Think back for a moment to presentations you've witnessed or conducted in a classroom, a recent programming convention, or a co-worker explaining a concept.
The typical exercise in code evaluation presents a problem in a neat, isolated space, and it looks at one or two dozen lines of code that encapsulates an algorithm. "Look here!" the instructor says, "There's actually a problem right on this line!" The problems in the code is subtle, perhaps language-specific, and the solution seems ingenious once the teacher reveals the solution. On looking at the example long enough, the learner is usually able to recognize that the solution is logical, and if she was to see such a problem in the future, she would be able to apply this knowledge. This makes the learner feel accomplished, and the exercise is complete.
The problem with this class of code evaluations is often extremely domain specific and oversimplified. Often, they would have been easily found with reasonable unit tests. Essentially, the learner has accomplished very little by recognizing the "trick" in this miniscule codebase. The number of subtle problems arising from specific algorithms, be it the pointer misdirection in a complex loop, or an overly complex control flow when a more elegant solution exists, are often tightly related to the problem at hand, and difficult to generalize.
Furthermore, production code is not so easily isolated to a couple dozen lines where we know something is wrong. We can evaluate our algorithms systematically before moving on, but the reality is we write lots of code, and there is no teacher to say "YOU GOT IT" or not. Solving a bug or cleaning up an algorithm so it flows more clearly doesn't mean the code transitions to the "fixed" state. There may very well be more issues, how carefully must we look before we can convince ourselves we have on our hands some magical optimal measure of code? And what happens when a new feature or requirement invades our optimal code and throws everything into a different disorganized state? Not many real-world algorithms live in the dusty libraries of framework that never need to be changed once written. Will we still be able to apply our learnings to clean up this new problem space with an entirely different set of potential defects?
My point is that there are several layers of disingenuousness to such exercises. The number of subtle algorithmic improvements you can learn approaches infinity, so manufacturing these lightbulb moments are frankly futile.
What then is a good code evaluation exercise?

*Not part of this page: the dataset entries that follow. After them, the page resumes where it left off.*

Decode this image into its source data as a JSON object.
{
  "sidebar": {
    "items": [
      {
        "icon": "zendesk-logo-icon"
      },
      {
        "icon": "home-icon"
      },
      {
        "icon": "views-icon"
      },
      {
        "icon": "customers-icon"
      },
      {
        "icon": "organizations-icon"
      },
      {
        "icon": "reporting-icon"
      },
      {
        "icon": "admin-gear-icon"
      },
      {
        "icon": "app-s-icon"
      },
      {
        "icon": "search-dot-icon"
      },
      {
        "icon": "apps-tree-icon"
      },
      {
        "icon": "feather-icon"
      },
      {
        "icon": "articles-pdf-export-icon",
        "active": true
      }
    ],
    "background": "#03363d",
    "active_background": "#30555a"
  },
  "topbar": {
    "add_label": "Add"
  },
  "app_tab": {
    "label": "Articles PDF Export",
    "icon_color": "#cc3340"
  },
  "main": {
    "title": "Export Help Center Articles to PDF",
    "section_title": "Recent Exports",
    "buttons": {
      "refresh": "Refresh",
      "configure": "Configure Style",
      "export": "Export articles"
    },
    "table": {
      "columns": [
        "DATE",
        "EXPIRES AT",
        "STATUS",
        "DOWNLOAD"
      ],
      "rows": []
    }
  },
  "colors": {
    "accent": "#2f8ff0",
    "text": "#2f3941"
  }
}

The first thing to recognize is that every evaluation has to be incremental. While there are objectively correct improvements to make to given blocks of code, it must be a waste of time to clean up an algorithm into a pristine, correct function minus a single subtle error, and present that. Real code often has several potential refactor opportunities, may contain bugs of various classes, and might be brittle to the larger feature that contains it. These are the real problem spaces we want to get good at working on as programmers, so let's make examples about those.
I'm tired of looking at manufactured codebases cherry picked and "cleaned up" for presentation purposes. Take a real block of code, that looks like garbage, and that you wrote (yes even you, genius programmer, write some junk), and go through how to improve it incrementally. Acknowledge that if you have refactor ideas, some of them may make the code more flexible to some changes but more brittle to others. Encourage learners to see the big picture, about how errors in assumptions or just straight up errors can be found and solved, but a codebase is never optimal for everything, and just like there are trade-offs in time and space complexity, there are trade-offs in how code is structured.
And I think a very important thing to demonstrate is that, in real code, there is a trade-off between code correctness and programmer time. Unless you are developing software for space flight or heart surgery, it is not feasible to expect that production ready code ships with no errors (well, even that isn't strong enough, it is not feasible to expect any software to ship with no errors).
Real code evaluations of complex, large systems minimize errors but do not eliminate them all, so we must maximize our time solving the more important issues rather than proving our most simple and easily testable algorithms to be correct. Unit tests succinctly validate simple procedures, but programmers will be the ones to simplify or manage complexity.
Any problem that presented should illustrate how we measure the utility of code for different applications, and from there learners will be able to see directions they can take the code and design reasonable solutions on how to maximize flexibility for certain requirements, or how to make errors as apparent as possible through architecture changes. These generalized, instructive approaches are the ones worth sharing.
These principles are easier said than done, and by writing this I'll be pushing myself to make my day-to-day examples up to the standards of this post.